### [Directions]
Each record must be output exactly and in full.

--- Dataset excerpts ---

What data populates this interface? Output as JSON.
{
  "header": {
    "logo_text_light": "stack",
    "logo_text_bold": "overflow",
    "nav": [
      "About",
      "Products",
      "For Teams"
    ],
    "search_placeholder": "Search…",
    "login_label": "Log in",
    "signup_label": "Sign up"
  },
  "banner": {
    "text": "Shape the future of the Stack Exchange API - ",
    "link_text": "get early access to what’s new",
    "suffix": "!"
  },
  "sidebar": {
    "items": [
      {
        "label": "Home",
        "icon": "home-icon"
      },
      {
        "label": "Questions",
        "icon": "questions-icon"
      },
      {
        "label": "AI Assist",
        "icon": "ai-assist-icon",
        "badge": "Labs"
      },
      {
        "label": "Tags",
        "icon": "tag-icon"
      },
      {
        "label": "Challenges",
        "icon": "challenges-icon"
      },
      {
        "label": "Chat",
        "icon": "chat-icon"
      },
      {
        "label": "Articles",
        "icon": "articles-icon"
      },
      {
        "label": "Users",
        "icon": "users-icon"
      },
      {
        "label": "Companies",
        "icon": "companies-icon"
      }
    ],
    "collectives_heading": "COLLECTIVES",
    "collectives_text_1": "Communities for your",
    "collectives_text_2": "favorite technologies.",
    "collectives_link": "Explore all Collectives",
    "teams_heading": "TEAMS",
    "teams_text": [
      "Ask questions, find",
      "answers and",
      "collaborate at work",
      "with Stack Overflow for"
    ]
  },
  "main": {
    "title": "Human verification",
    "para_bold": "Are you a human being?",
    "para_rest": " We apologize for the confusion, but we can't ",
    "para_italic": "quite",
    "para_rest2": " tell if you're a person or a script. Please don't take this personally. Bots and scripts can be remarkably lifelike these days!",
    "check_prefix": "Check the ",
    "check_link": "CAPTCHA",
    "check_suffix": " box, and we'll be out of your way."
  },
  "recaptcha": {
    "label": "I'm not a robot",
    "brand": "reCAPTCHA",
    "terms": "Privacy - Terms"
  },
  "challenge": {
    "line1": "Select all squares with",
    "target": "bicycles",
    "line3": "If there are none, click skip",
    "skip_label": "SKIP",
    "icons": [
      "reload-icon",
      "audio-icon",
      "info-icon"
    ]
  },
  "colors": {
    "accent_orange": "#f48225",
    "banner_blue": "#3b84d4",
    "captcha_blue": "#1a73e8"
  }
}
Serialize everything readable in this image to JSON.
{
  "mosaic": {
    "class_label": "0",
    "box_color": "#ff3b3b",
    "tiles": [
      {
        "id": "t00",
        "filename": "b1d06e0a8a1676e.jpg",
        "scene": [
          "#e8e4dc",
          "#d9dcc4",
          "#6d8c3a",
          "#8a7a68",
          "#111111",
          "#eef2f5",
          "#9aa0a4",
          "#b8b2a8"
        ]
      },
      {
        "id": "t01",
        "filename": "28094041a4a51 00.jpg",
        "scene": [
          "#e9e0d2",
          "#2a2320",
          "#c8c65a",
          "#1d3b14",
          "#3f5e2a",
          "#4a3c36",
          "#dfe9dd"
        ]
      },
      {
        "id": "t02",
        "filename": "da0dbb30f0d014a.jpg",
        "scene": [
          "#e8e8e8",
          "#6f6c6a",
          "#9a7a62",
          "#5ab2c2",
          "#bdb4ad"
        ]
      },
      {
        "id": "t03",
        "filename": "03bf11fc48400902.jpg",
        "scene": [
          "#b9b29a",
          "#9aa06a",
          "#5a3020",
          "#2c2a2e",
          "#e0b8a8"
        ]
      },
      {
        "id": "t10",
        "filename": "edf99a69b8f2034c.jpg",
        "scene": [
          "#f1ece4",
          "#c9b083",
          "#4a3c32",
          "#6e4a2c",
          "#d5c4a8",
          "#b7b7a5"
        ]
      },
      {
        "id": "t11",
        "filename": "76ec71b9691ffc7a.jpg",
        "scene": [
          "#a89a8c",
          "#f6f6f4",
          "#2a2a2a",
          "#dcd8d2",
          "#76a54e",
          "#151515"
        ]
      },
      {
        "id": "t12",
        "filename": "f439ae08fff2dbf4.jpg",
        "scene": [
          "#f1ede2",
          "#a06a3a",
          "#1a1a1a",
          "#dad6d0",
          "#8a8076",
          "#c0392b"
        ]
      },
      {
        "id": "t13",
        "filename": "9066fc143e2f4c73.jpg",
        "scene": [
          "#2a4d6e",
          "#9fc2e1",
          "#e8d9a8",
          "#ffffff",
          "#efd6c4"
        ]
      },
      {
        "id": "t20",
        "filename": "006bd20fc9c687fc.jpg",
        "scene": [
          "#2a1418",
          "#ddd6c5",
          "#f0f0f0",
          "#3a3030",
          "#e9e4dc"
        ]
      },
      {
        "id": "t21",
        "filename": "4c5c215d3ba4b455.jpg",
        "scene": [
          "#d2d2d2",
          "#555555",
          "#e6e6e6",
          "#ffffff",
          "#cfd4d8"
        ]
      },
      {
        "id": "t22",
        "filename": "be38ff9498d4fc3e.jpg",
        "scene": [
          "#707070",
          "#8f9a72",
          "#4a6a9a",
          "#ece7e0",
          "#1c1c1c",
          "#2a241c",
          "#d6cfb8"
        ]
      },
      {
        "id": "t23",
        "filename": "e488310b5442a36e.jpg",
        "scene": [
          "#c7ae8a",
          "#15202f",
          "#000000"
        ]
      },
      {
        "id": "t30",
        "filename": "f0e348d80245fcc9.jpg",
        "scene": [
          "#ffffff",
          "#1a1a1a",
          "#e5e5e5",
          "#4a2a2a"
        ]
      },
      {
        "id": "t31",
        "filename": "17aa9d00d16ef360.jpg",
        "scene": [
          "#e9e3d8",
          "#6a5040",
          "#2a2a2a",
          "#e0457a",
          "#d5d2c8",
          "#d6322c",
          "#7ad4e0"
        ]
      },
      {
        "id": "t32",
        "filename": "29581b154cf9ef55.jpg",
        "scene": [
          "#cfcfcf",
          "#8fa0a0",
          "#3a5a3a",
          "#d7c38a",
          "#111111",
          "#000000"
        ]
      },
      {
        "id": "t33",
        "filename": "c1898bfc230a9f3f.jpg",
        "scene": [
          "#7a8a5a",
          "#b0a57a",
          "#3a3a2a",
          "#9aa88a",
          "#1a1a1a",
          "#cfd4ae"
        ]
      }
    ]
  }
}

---

### [Worked solution]
What data populates this interface? Output as JSON.
{
  "header": {
    "logo_text_light": "stack",
    "logo_text_bold": "overflow",
    "nav": [
      "About",
      "Products",
      "For Teams"
    ],
    "search_placeholder": "Search…",
    "login_label": "Log in",
    "signup_label": "Sign up"
  },
  "banner": {
    "text": "Shape the future of the Stack Exchange API - ",
    "link_text": "get early access to what’s new",
    "suffix": "!"
  },
  "sidebar": {
    "items": [
      {
        "label": "Home",
        "icon": "home-icon"
      },
      {
        "label": "Questions",
        "icon": "questions-icon"
      },
      {
        "label": "AI Assist",
        "icon": "ai-assist-icon",
        "badge": "Labs"
      },
      {
        "label": "Tags",
        "icon": "tag-icon"
      },
      {
        "label": "Challenges",
        "icon": "challenges-icon"
      },
      {
        "label": "Chat",
        "icon": "chat-icon"
      },
      {
        "label": "Articles",
        "icon": "articles-icon"
      },
      {
        "label": "Users",
        "icon": "users-icon"
      },
      {
        "label": "Companies",
        "icon": "companies-icon"
      }
    ],
    "collectives_heading": "COLLECTIVES",
    "collectives_text_1": "Communities for your",
    "collectives_text_2": "favorite technologies.",
    "collectives_link": "Explore all Collectives",
    "teams_heading": "TEAMS",
    "teams_text": [
      "Ask questions, find",
      "answers and",
      "collaborate at work",
      "with Stack Overflow for"
    ]
  },
  "main": {
    "title": "Human verification",
    "para_bold": "Are you a human being?",
    "para_rest": " We apologize for the confusion, but we can't ",
    "para_italic": "quite",
    "para_rest2": " tell if you're a person or a script. Please don't take this personally. Bots and scripts can be remarkably lifelike these days!",
    "check_prefix": "Check the ",
    "check_link": "CAPTCHA",
    "check_suffix": " box, and we'll be out of your way."
  },
  "recaptcha": {
    "label": "I'm not a robot",
    "brand": "reCAPTCHA",
    "terms": "Privacy - Terms"
  },
  "challenge": {
    "line1": "Select all squares with",
    "target": "bicycles",
    "line3": "If there are none, click skip",
    "skip_label": "SKIP",
    "icons": [
      "reload-icon",
      "audio-icon",
      "info-icon"
    ]
  },
  "colors": {
    "accent_orange": "#f48225",
    "banner_blue": "#3b84d4",
    "captcha_blue": "#1a73e8"
  }
}
Serialize everything readable in this image to JSON.
{
  "mosaic": {
    "class_label": "0",
    "box_color": "#ff3b3b",
    "tiles": [
      {
        "id": "t00",
        "filename": "b1d06e0a8a1676e.jpg",
        "scene": [
          "#e8e4dc",
          "#d9dcc4",
          "#6d8c3a",
          "#8a7a68",
          "#111111",
          "#eef2f5",
          "#9aa0a4",
          "#b8b2a8"
        ]
      },
      {
        "id": "t01",
        "filename": "28094041a4a51 00.jpg",
        "scene": [
          "#e9e0d2",
          "#2a2320",
          "#c8c65a",
          "#1d3b14",
          "#3f5e2a",
          "#4a3c36",
          "#dfe9dd"
        ]
      },
      {
        "id": "t02",
        "filename": "da0dbb30f0d014a.jpg",
        "scene": [
          "#e8e8e8",
          "#6f6c6a",
          "#9a7a62",
          "#5ab2c2",
          "#bdb4ad"
        ]
      },
      {
        "id": "t03",
        "filename": "03bf11fc48400902.jpg",
        "scene": [
          "#b9b29a",
          "#9aa06a",
          "#5a3020",
          "#2c2a2e",
          "#e0b8a8"
        ]
      },
      {
        "id": "t10",
        "filename": "edf99a69b8f2034c.jpg",
        "scene": [
          "#f1ece4",
          "#c9b083",
          "#4a3c32",
          "#6e4a2c",
          "#d5c4a8",
          "#b7b7a5"
        ]
      },
      {
        "id": "t11",
        "filename": "76ec71b9691ffc7a.jpg",
        "scene": [
          "#a89a8c",
          "#f6f6f4",
          "#2a2a2a",
          "#dcd8d2",
          "#76a54e",
          "#151515"
        ]
      },
      {
        "id": "t12",
        "filename": "f439ae08fff2dbf4.jpg",
        "scene": [
          "#f1ede2",
          "#a06a3a",
          "#1a1a1a",
          "#dad6d0",
          "#8a8076",
          "#c0392b"
        ]
      },
      {
        "id": "t13",
        "filename": "9066fc143e2f4c73.jpg",
        "scene": [
          "#2a4d6e",
          "#9fc2e1",
          "#e8d9a8",
          "#ffffff",
          "#efd6c4"
        ]
      },
      {
        "id": "t20",
        "filename": "006bd20fc9c687fc.jpg",
        "scene": [
          "#2a1418",
          "#ddd6c5",
          "#f0f0f0",
          "#3a3030",
          "#e9e4dc"
        ]
      },
      {
        "id": "t21",
        "filename": "4c5c215d3ba4b455.jpg",
        "scene": [
          "#d2d2d2",
          "#555555",
          "#e6e6e6",
          "#ffffff",
          "#cfd4d8"
        ]
      },
      {
        "id": "t22",
        "filename": "be38ff9498d4fc3e.jpg",
        "scene": [
          "#707070",
          "#8f9a72",
          "#4a6a9a",
          "#ece7e0",
          "#1c1c1c",
          "#2a241c",
          "#d6cfb8"
        ]
      },
      {
        "id": "t23",
        "filename": "e488310b5442a36e.jpg",
        "scene": [
          "#c7ae8a",
          "#15202f",
          "#000000"
        ]
      },
      {
        "id": "t30",
        "filename": "f0e348d80245fcc9.jpg",
        "scene": [
          "#ffffff",
          "#1a1a1a",
          "#e5e5e5",
          "#4a2a2a"
        ]
      },
      {
        "id": "t31",
        "filename": "17aa9d00d16ef360.jpg",
        "scene": [
          "#e9e3d8",
          "#6a5040",
          "#2a2a2a",
          "#e0457a",
          "#d5d2c8",
          "#d6322c",
          "#7ad4e0"
        ]
      },
      {
        "id": "t32",
        "filename": "29581b154cf9ef55.jpg",
        "scene": [
          "#cfcfcf",
          "#8fa0a0",
          "#3a5a3a",
          "#d7c38a",
          "#111111",
          "#000000"
        ]
      },
      {
        "id": "t33",
        "filename": "c1898bfc230a9f3f.jpg",
        "scene": [
          "#7a8a5a",
          "#b0a57a",
          "#3a3a2a",
          "#9aa88a",
          "#1a1a1a",
          "#cfd4ae"
        ]
      }
    ]
  }
}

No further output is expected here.